■ Problem
Check every line of the entries for the string "Monday" and return the ones that contain it.

■ Dataset records
******
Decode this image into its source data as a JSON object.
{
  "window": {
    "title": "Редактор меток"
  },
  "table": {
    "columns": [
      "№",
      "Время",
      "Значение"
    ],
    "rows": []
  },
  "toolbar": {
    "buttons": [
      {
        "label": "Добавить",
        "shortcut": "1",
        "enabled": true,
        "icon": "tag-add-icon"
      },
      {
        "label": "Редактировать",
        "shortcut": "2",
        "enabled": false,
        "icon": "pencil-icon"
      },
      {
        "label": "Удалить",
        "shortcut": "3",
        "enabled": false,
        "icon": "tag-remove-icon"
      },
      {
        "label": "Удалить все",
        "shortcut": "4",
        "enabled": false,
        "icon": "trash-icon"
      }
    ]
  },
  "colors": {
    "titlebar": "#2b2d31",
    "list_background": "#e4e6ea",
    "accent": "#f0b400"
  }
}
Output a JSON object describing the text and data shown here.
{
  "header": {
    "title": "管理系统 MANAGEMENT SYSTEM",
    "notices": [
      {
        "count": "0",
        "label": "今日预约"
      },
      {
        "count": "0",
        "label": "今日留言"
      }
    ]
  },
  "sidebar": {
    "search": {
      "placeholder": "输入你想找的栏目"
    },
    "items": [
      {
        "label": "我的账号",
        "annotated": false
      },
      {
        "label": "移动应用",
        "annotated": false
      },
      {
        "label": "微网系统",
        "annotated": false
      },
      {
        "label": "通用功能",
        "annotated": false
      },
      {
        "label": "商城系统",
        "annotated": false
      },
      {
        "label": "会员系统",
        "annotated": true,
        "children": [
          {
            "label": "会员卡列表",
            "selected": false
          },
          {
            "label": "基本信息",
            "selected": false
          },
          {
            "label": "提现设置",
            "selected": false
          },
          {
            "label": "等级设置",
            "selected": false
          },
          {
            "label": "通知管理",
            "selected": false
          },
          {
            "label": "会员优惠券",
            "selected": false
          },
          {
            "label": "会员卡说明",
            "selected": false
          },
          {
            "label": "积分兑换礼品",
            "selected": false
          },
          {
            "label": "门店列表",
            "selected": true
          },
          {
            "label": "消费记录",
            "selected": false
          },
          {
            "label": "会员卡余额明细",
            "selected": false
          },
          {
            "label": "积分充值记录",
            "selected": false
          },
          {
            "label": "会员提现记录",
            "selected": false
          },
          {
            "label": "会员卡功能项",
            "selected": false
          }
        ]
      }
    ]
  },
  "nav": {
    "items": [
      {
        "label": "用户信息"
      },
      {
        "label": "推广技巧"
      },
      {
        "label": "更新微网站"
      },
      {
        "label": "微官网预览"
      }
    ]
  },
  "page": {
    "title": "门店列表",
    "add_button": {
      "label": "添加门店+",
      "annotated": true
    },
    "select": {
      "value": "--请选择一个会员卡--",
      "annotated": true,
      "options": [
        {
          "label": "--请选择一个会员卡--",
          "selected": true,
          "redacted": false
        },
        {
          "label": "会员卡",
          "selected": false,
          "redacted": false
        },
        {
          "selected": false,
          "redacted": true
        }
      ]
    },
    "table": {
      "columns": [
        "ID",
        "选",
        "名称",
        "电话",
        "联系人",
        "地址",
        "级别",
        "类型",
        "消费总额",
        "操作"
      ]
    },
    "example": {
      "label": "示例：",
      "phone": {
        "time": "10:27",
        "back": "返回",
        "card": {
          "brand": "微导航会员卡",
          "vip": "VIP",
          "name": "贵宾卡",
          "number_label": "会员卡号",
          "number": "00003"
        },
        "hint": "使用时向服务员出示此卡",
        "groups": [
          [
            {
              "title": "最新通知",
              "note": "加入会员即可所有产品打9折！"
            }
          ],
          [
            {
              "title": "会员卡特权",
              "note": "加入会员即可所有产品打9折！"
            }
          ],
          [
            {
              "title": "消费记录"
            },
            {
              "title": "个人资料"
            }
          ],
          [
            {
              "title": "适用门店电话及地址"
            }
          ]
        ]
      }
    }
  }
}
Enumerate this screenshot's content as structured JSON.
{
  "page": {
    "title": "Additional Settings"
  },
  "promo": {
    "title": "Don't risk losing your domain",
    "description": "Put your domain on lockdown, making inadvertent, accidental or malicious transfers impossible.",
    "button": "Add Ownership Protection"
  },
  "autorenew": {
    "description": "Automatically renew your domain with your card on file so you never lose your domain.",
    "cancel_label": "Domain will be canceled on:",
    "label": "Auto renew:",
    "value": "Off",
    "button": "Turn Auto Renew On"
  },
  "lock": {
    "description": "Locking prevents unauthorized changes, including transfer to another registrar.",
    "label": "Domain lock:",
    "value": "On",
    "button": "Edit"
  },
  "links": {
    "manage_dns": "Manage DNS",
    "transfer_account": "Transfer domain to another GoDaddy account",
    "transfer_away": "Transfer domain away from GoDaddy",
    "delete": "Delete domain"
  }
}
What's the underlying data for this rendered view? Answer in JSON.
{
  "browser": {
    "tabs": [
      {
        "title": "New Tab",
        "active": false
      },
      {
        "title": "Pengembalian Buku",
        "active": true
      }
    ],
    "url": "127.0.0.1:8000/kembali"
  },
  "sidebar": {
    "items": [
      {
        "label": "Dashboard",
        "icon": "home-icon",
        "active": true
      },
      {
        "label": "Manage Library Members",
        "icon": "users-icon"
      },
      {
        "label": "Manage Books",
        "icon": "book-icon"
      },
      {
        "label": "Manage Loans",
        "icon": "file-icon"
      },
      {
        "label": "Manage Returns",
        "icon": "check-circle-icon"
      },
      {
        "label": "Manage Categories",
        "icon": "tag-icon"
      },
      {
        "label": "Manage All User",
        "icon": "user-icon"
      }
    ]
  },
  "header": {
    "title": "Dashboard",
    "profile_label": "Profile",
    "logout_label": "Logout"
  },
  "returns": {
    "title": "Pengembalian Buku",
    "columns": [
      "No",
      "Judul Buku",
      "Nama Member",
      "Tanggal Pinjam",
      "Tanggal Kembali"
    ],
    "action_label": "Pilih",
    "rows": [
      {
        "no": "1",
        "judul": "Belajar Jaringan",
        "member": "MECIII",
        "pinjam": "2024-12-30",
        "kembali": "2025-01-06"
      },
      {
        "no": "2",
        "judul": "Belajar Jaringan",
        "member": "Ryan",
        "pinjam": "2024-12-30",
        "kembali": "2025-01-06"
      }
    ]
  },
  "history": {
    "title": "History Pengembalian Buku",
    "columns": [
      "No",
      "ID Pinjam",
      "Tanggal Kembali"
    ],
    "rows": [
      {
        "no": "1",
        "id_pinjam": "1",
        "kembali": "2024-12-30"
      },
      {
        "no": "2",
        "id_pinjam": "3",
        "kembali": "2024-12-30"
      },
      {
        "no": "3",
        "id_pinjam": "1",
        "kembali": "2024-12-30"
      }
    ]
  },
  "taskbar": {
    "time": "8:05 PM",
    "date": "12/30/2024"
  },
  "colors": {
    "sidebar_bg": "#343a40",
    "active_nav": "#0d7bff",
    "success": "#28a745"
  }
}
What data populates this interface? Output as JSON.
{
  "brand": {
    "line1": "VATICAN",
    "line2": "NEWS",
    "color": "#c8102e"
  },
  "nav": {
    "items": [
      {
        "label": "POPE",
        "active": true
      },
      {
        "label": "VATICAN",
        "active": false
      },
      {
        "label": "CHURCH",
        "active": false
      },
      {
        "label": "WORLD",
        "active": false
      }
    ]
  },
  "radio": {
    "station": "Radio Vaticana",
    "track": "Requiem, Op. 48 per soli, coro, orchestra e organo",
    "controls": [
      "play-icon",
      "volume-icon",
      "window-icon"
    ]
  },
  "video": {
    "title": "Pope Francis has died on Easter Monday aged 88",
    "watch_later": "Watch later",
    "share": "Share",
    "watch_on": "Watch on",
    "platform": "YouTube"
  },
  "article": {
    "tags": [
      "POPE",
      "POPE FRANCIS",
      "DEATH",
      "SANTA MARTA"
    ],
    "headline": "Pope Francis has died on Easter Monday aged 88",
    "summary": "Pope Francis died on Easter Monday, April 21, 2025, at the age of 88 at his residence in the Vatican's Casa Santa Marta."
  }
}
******
■ Solution for this exercise
    "title": "Pope Francis has died on Easter Monday aged 88",
    "headline": "Pope Francis has died on Easter Monday aged 88",
    "summary": "Pope Francis died on Easter Monday, April 21, 2025, at the age of 88 at his residence in the Vatican's Casa Santa Marta."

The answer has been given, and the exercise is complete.